Before releasing Actual Life in April of 2021, Fred Gibson has been on my radar; especially, due to his craft on the boards. Producing for artists like Roots Manuva, Charli XCX, and Ellie Goulding, it wasn’t until he handled the production on Ed Sheeran’s No. 6 Collaborations album, where he became the true highlight. Since then, he’s wandered into novel areas where the sound is different from the previous ones, even when the tone stays constant. It’s adamant about staying true to its style. And Actual Life 2 (February 2 – October 15, 2021) improves in many ways, as Fred gets intimate and performs most of the vocals. He often adds an artist to amplify the synergy between production and vocalist and the subtleness or rather a quietness of their inclusions, which adds layers that breathe new life to the songs.
His debut album, Actual Life (April 14 – December 17, 2020), saw Fred Again weaving these vocal samples, recorded throughout this period and woven into songs that shifted the dimensions of the source material. Actual Life (April 14 – December 17, 2020) is like diary entries with music in the background and delivering a mood created by its vocals, which is slightly different on his follow-up, Actual Life 2 (February 2 – October 15, 2021). It isn’t to say Actual Life (April 14 – December 17, 2020) is devoid of Fred singing; it doesn’t have the depth like in Actual Life 2. With the former, Fred was able to make electronic music poetic by combining aspects of these people or artists that aren’t as expressive, like Julia Michael’s speaking vocals. The way he blends and shifts her speaking with the production creates a dazzling dance track about love.
Similarly, it’s done with greater depth on Actual Life 2 with songs like “Catrin (The City)” and “Kahan (Last Year),” the latter of which features Kodak Black. “Kahan (Last Year)” sees Fred Gibson’s version of “Hang On To Your Ego” as he and Kodak sing about the split disappointment from an addiction that altered his levels of happiness. Kodak isn’t as energetic or erratic, and instead, he is sounding more subdued and adding a surreal elevation to the lyrics and Fred’s performance. “Me (Heavy)” from the first Actual Life featured Fred singing and delegating his melodies, but it never stood out from the pack. Fred has the capabilities to make his vocal performances visceral, like on “Catrin (The City)” – vocal synthesizer adds contrast, and later, blending of his vocals with the sample brings forth elegant friction, especially for an opener.

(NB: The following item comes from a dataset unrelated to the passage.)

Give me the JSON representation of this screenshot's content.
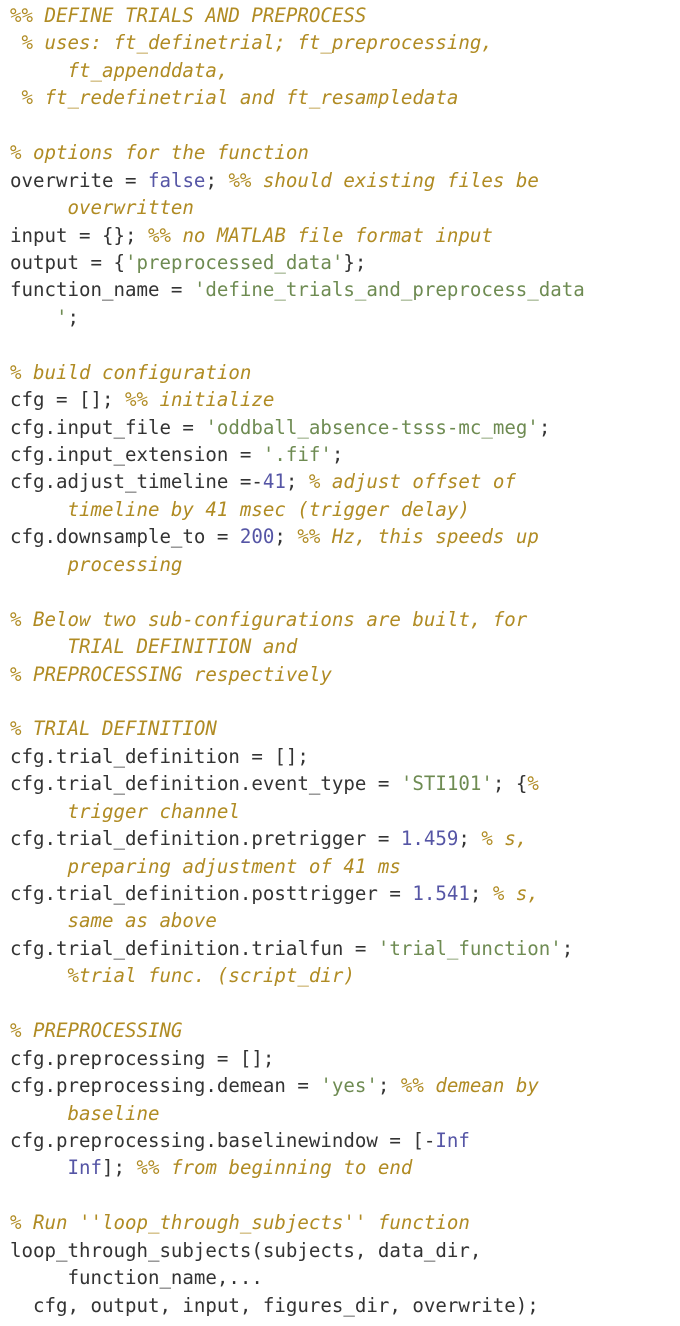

It isn’t hard to immerse yourself within Electronic/House/EDM or any genre of that variety as long as the mix elevates your musical palette to new levels – one moment you’re vibing hard on the dance floor to colorful production and another you find yourself, back against a tree, listening to a new Norah Van Elken record while relaxing. Then there are those few moments you pop some drugs and rage. But Fred Gibson, or known by stage-name Fred Again, has found this immersive equilibrium where he touches on these various elements of the previously mentioned genres with a cadence. Like some of the songs I’ve mentioned before, he brings an array of different styles. A few are these fully realized dance tracks with flawless transitions between drops, like “Catrin (The City)” or the whimsical “Billie (Loving Arms).”
What Actual Life 2 (February 2 – October 15, 2021) ultimately does, is explore more themes while symbolizing the next step in Fred Gibson’s career – incorporating more solo studio vocals and letting himself feel open. Here, it allows Fred to be himself. He’s more in tune with fleshing out the themes as he relates them to these stories/diary entries, making them feel lifelike. It’s more than the words he is singing in your ear. These songs like “Billie (Loving Arms)” and “Gigi (What You Went Through)” become this larger-than-life feeling.
Actual Life 2 (February 2 – October 15, 2021) benefits from allowing songs to feel free and atmospheric and having them contain their own identity in the long run. And from it, he rises above his first album and delivers a tighter and more nuanced follow-up that improves on one aspect of Fred’s music without forgetting the key strengths of the first Actual Life and further implementing them cleanly. I wholeheartedly recommend it, especially if you’re an electronic fan.